"And I said, in my typical, old-fashioned way, 'So when are you going to get married?' Fifteen minutes later Joyce comes up to me and shows me this small box and tells me to look inside," he continued. " So I open the box and there are two wedding bands inside. "The reason they wanted Joyce and me there was because they wanted to get married at this picnic. They wanted Joyce to be the matron of honor and me to be the best man at their wedding."
The wedding took place right there with everyone in their picnic clothes. All of the people involved with the Bender group were like family. And their example inspired others - including a Justice of the Peace.
After the ceremony, Coelho was talking with him. He told Coelho he never performed Saturday marriages.
"But, he told me that his secretary came into his office and told him he was doing this one and explained that both of the participants were disabled, told him the circumstances about how they met and he said yes," Coelho said.
As it turned out, the justice has a 16-year-old son who is disabled and he wanted to be able to go home and tell his son that he has an opportunity to meet somebody and to enjoy life just like everyone else.
The young couple now has a baby boy who has Coelho and Bender as godparents.
"To me, that's what it's all about. That's why it's so exciting," he said. "You have two people who couldn't get a job who now have a job, who are paying taxes, have a house and a child; and they have disabilities. This is no joke. They have serious problems, but they're positive about life."
Coelho is committed to Bender's organization because of its mission in helping people with disabilities become employed. And the Bender group has expressed its admiration by naming a special award in his honor.
Russ Owen, president of the Chemical Group of Computer Sciences Corporation has just received the first Tony Coelho Award from Bender Consulting Services because of his commitment to hire people with disabilities.
The award will be presented annually to a CEO, president, or government leader who has demonstrated a significant commitment to employ people with disabilities in competitive positions, and who has worked to influence other business and/or government leaders. The award honors Coelho's leadership in the area of promoting the civil rights of people with disabilities - just as the ADA was designed to do. To Coelho, it's all linked together.
"I love the ADA because it's created the opportunities for the Computer Sciences Corporation to do what they're doing," Coelho said. "Maybe at first they felt they had to, now they love it because the people they hire with disabilities turn out to be such great employees."

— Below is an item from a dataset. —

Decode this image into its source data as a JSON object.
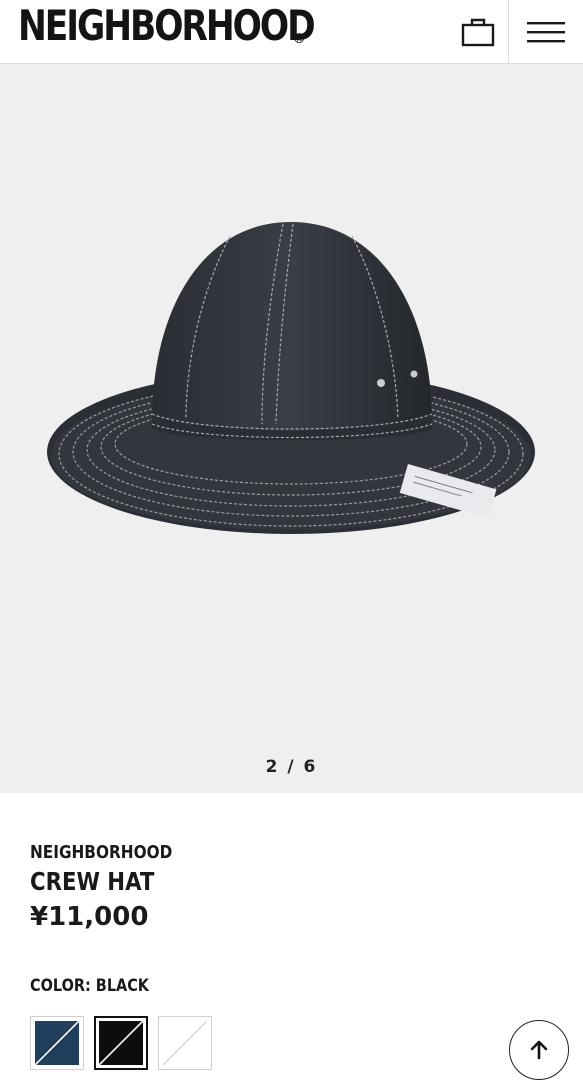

"Jobs are the great equalizer in our society," Coelho said.
"Without a job, it's hard to participate in the joys of life," he continued. "I think with a job that gives you the opportunity to fail, as well as succeed, people with disabilities will succeed because they want that job and they will be loyal to that job and to their employers."
Coelho also said he plans to spend more time with his family.
"I love my kids and love for them to have opportunities to do things," he continued. "And I want to provide them with the means to do as much as they want to do. If we have grandkids, I want to make sure they'll have the opportunity to do what they want to do." Both of his daughters are young adults now, having benefited over the years from their father's emphasis on the importance of public service and giving back to the community. "Now they're out there starting to make a difference in the world and I'm so proud of them," Coelho said.
"One of the reasons I felt so strongly about establishing a chair for public policy at the University of California at Merced is because I'm so committed to it," Coelho said, adding that it's essential for everyone in the country to "talk about issues facing our nation. "I still think I can make a difference. I can do it from a different pulpit," Coelho concluded. "I still have a podium, because I demand it. What I want to do is devote more time to making life better for people with disabilities."